*** Data supplied Section Begins ***

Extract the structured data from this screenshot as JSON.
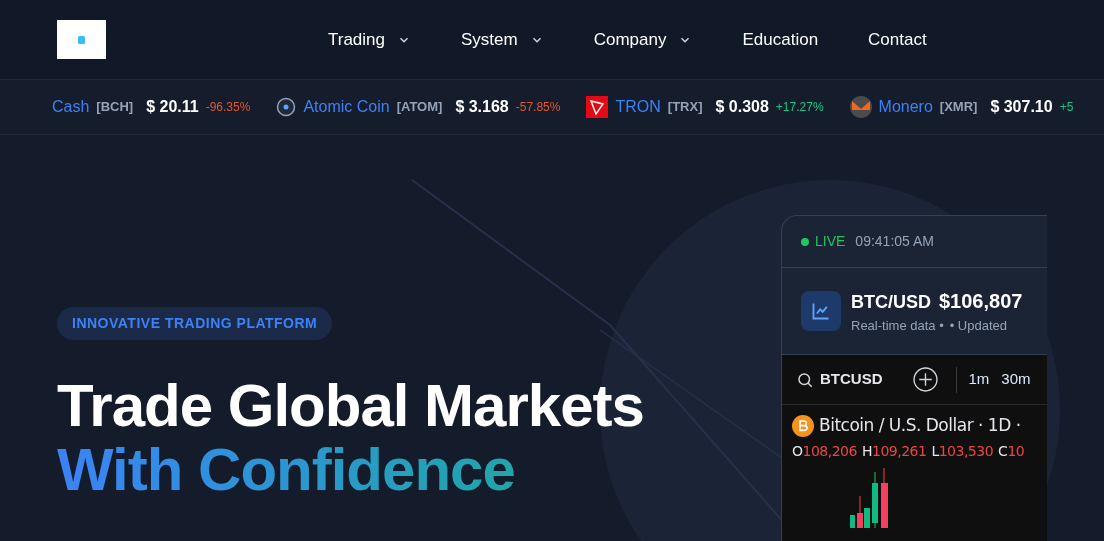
{
  "nav": [
    {
      "label": "Trading",
      "has_menu": true
    },
    {
      "label": "System",
      "has_menu": true
    },
    {
      "label": "Company",
      "has_menu": true
    },
    {
      "label": "Education",
      "has_menu": false
    },
    {
      "label": "Contact",
      "has_menu": false
    }
  ],
  "ticker": [
    {
      "kind": "plain",
      "name": "Cash",
      "symbol": "[BCH]",
      "price": "$ 20.11",
      "change": "-96.35%",
      "color": "#e4572e"
    },
    {
      "kind": "atom",
      "name": "Atomic Coin",
      "symbol": "[ATOM]",
      "price": "$ 3.168",
      "change": "-57.85%",
      "color": "#e4572e"
    },
    {
      "kind": "tron",
      "name": "TRON",
      "symbol": "[TRX]",
      "price": "$ 0.308",
      "change": "+17.27%",
      "color": "#16c784"
    },
    {
      "kind": "monero",
      "name": "Monero",
      "symbol": "[XMR]",
      "price": "$ 307.10",
      "change": "+5",
      "color": "#16c784"
    }
  ],
  "hero": {
    "badge": "INNOVATIVE TRADING PLATFORM",
    "title_line_1": "Trade Global Markets",
    "title_line_2": "With Confidence"
  },
  "card": {
    "status": "LIVE",
    "time": "09:41:05 AM",
    "pair": "BTC/USD",
    "price": "$106,807",
    "subtitle_1": "Real-time data •",
    "subtitle_2": "• Updated",
    "symbol": "BTCUSD",
    "intervals": [
      "1m",
      "30m"
    ],
    "instrument": "Bitcoin / U.S. Dollar · 1D ·",
    "ohlc": [
      {
        "key": "O",
        "value": "108,206"
      },
      {
        "key": "H",
        "value": "109,261"
      },
      {
        "key": "L",
        "value": "103,530"
      },
      {
        "key": "C",
        "value": "10"
      }
    ]
  }
}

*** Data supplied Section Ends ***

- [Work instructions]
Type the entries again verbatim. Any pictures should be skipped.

- [Output]
Extract the structured data from this screenshot as JSON.
{
  "nav": [
    {
      "label": "Trading",
      "has_menu": true
    },
    {
      "label": "System",
      "has_menu": true
    },
    {
      "label": "Company",
      "has_menu": true
    },
    {
      "label": "Education",
      "has_menu": false
    },
    {
      "label": "Contact",
      "has_menu": false
    }
  ],
  "ticker": [
    {
      "kind": "plain",
      "name": "Cash",
      "symbol": "[BCH]",
      "price": "$ 20.11",
      "change": "-96.35%",
      "color": "#e4572e"
    },
    {
      "kind": "atom",
      "name": "Atomic Coin",
      "symbol": "[ATOM]",
      "price": "$ 3.168",
      "change": "-57.85%",
      "color": "#e4572e"
    },
    {
      "kind": "tron",
      "name": "TRON",
      "symbol": "[TRX]",
      "price": "$ 0.308",
      "change": "+17.27%",
      "color": "#16c784"
    },
    {
      "kind": "monero",
      "name": "Monero",
      "symbol": "[XMR]",
      "price": "$ 307.10",
      "change": "+5",
      "color": "#16c784"
    }
  ],
  "hero": {
    "badge": "INNOVATIVE TRADING PLATFORM",
    "title_line_1": "Trade Global Markets",
    "title_line_2": "With Confidence"
  },
  "card": {
    "status": "LIVE",
    "time": "09:41:05 AM",
    "pair": "BTC/USD",
    "price": "$106,807",
    "subtitle_1": "Real-time data •",
    "subtitle_2": "• Updated",
    "symbol": "BTCUSD",
    "intervals": [
      "1m",
      "30m"
    ],
    "instrument": "Bitcoin / U.S. Dollar · 1D ·",
    "ohlc": [
      {
        "key": "O",
        "value": "108,206"
      },
      {
        "key": "H",
        "value": "109,261"
      },
      {
        "key": "L",
        "value": "103,530"
      },
      {
        "key": "C",
        "value": "10"
      }
    ]
  }
}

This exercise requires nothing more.